* [Instructions for the task]: In the records that follow, find each line with the word "video" and copy it.

Items from a data source:
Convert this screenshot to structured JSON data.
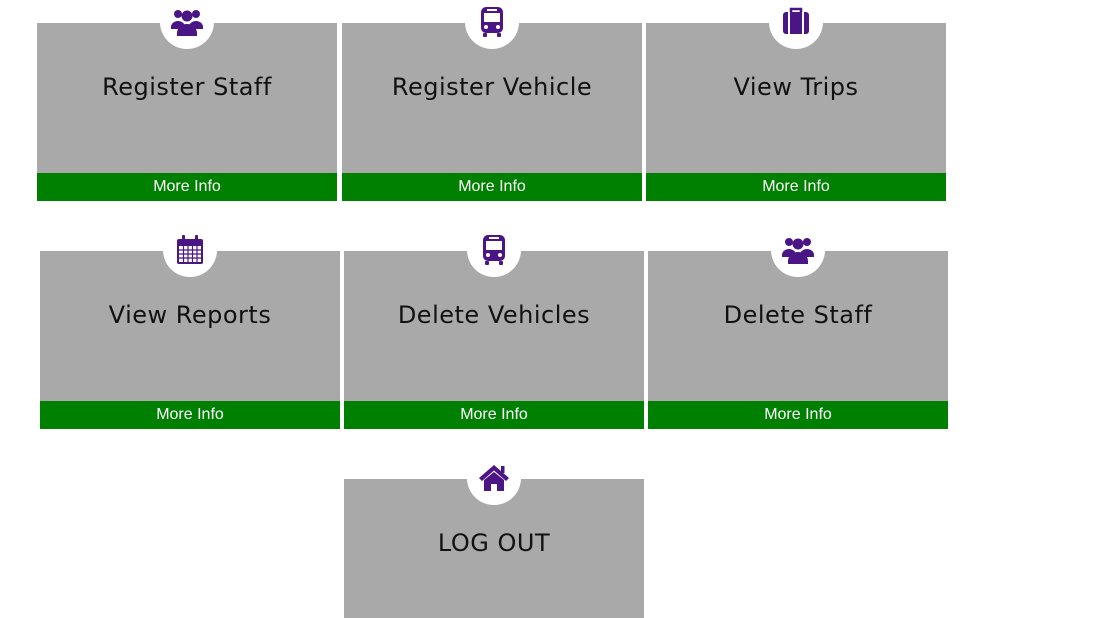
{
  "colors": {
    "card_bg": "#a9a9a9",
    "footer_bg": "#008000",
    "icon": "#4b1585",
    "footer_text": "#ffffff"
  },
  "cards": [
    {
      "title": "Register Staff",
      "footer": "More Info",
      "icon": "users-icon"
    },
    {
      "title": "Register Vehicle",
      "footer": "More Info",
      "icon": "bus-icon"
    },
    {
      "title": "View Trips",
      "footer": "More Info",
      "icon": "suitcase-icon"
    },
    {
      "title": "View Reports",
      "footer": "More Info",
      "icon": "calendar-icon"
    },
    {
      "title": "Delete Vehicles",
      "footer": "More Info",
      "icon": "bus-icon"
    },
    {
      "title": "Delete Staff",
      "footer": "More Info",
      "icon": "users-icon"
    }
  ],
  "logout": {
    "title": "LOG OUT",
    "icon": "home-icon"
  }
}
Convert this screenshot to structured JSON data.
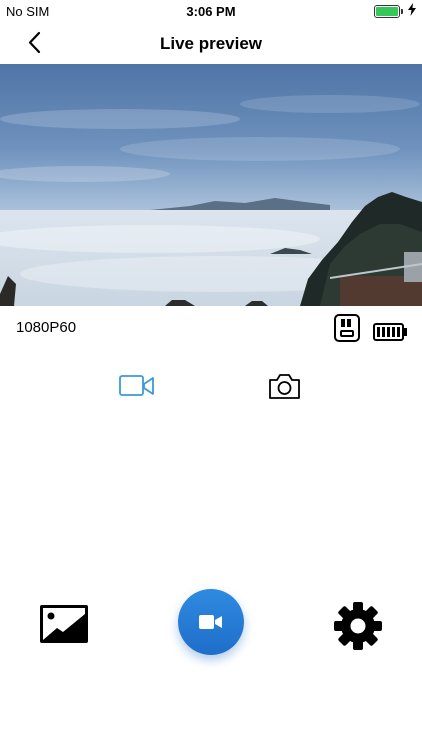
{
  "status_bar": {
    "carrier": "No SIM",
    "time": "3:06 PM",
    "battery_level": 1.0,
    "battery_color": "#34c759"
  },
  "nav": {
    "title": "Live preview",
    "back_icon": "chevron-left-icon"
  },
  "preview": {
    "description_icon": "live-camera-feed"
  },
  "info": {
    "resolution": "1080P60",
    "sd_icon": "sd-card-icon",
    "battery_icon": "camera-battery-icon",
    "camera_battery_level": 1.0
  },
  "modes": {
    "video_icon": "video-mode-icon",
    "photo_icon": "photo-mode-icon",
    "active": "video",
    "active_color": "#3a9ad9"
  },
  "bottom": {
    "gallery_icon": "gallery-icon",
    "record_icon": "record-video-icon",
    "settings_icon": "gear-icon",
    "accent": "#1f6ec9"
  }
}
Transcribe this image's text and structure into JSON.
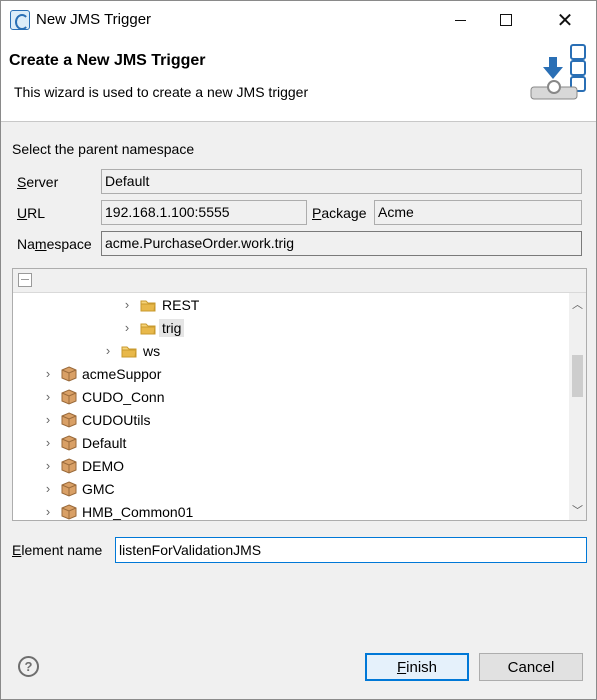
{
  "window": {
    "title": "New JMS Trigger",
    "minimize_label": "—",
    "close_label": "✕"
  },
  "header": {
    "title": "Create a New JMS Trigger",
    "description": "This wizard is used to create a new JMS trigger"
  },
  "form": {
    "section_label": "Select the parent namespace",
    "server_label_first": "S",
    "server_label_rest": "erver",
    "server_value": "Default",
    "url_label_first": "U",
    "url_label_rest": "RL",
    "url_value": "192.168.1.100:5555",
    "package_label_first": "P",
    "package_label_rest": "ackage",
    "package_value": "Acme",
    "namespace_label_pre": "Na",
    "namespace_label_u": "m",
    "namespace_label_post": "espace",
    "namespace_value": "acme.PurchaseOrder.work.trig"
  },
  "tree": {
    "rows": [
      {
        "label": "REST",
        "type": "folder",
        "chevron": "›"
      },
      {
        "label": "trig",
        "type": "folder",
        "chevron": "›",
        "selected": true
      },
      {
        "label": "ws",
        "type": "folder",
        "chevron": "›"
      },
      {
        "label": "acmeSuppor",
        "type": "package",
        "chevron": "›"
      },
      {
        "label": "CUDO_Conn",
        "type": "package",
        "chevron": "›"
      },
      {
        "label": "CUDOUtils",
        "type": "package",
        "chevron": "›"
      },
      {
        "label": "Default",
        "type": "package",
        "chevron": "›"
      },
      {
        "label": "DEMO",
        "type": "package",
        "chevron": "›"
      },
      {
        "label": "GMC",
        "type": "package",
        "chevron": "›"
      },
      {
        "label": "HMB_Common01",
        "type": "package",
        "chevron": "›"
      }
    ],
    "scroll_up": "︿",
    "scroll_down": "﹀"
  },
  "element": {
    "label_first": "E",
    "label_rest": "lement name",
    "value": "listenForValidationJMS"
  },
  "footer": {
    "help": "?",
    "finish_first": "F",
    "finish_rest": "inish",
    "cancel": "Cancel"
  },
  "colors": {
    "accent": "#0078d7",
    "folder": "#e8b84a",
    "package": "#c98a4b"
  }
}
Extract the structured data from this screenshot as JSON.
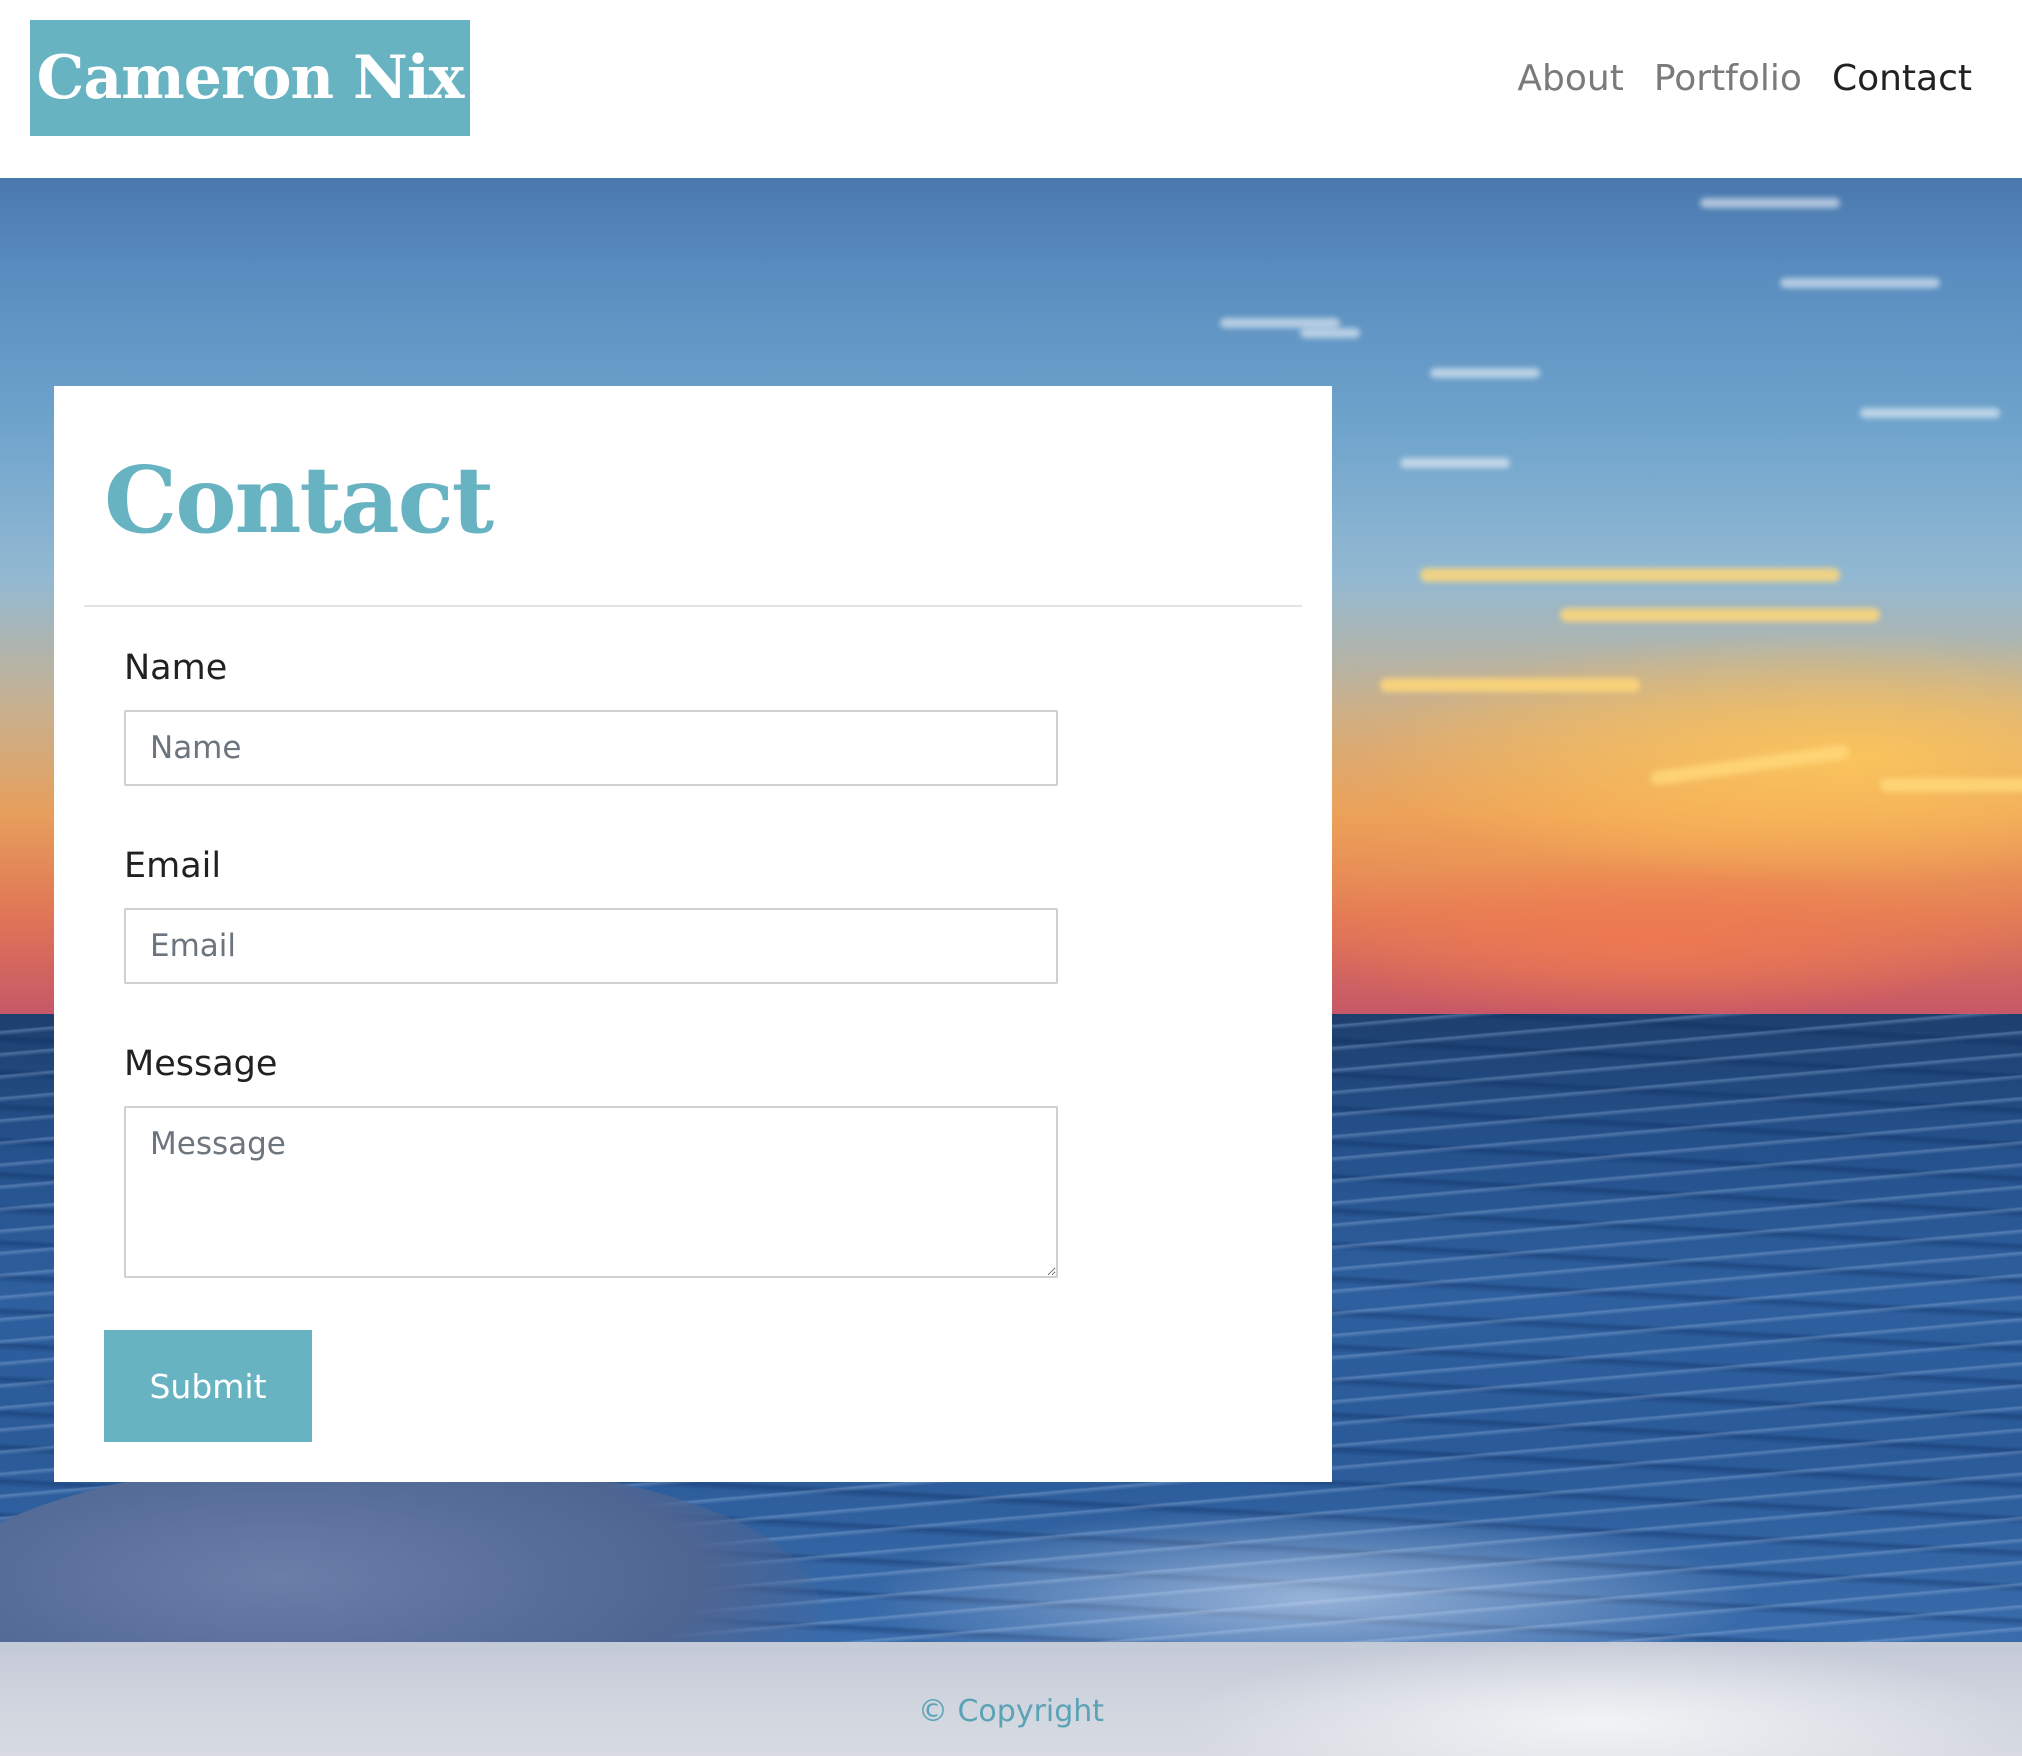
{
  "header": {
    "brand": "Cameron Nix",
    "nav": [
      {
        "label": "About",
        "active": false
      },
      {
        "label": "Portfolio",
        "active": false
      },
      {
        "label": "Contact",
        "active": true
      }
    ]
  },
  "contact": {
    "title": "Contact",
    "fields": {
      "name": {
        "label": "Name",
        "placeholder": "Name",
        "value": ""
      },
      "email": {
        "label": "Email",
        "placeholder": "Email",
        "value": ""
      },
      "message": {
        "label": "Message",
        "placeholder": "Message",
        "value": ""
      }
    },
    "submit_label": "Submit"
  },
  "footer": {
    "text": "© Copyright"
  },
  "colors": {
    "accent": "#67b3c2",
    "nav_text": "#7a7a7a",
    "nav_active": "#212121",
    "card_bg": "#ffffff"
  }
}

* [Written answer]:
    "video_icon": "video-mode-icon",
    "active": "video",
    "record_icon": "record-video-icon",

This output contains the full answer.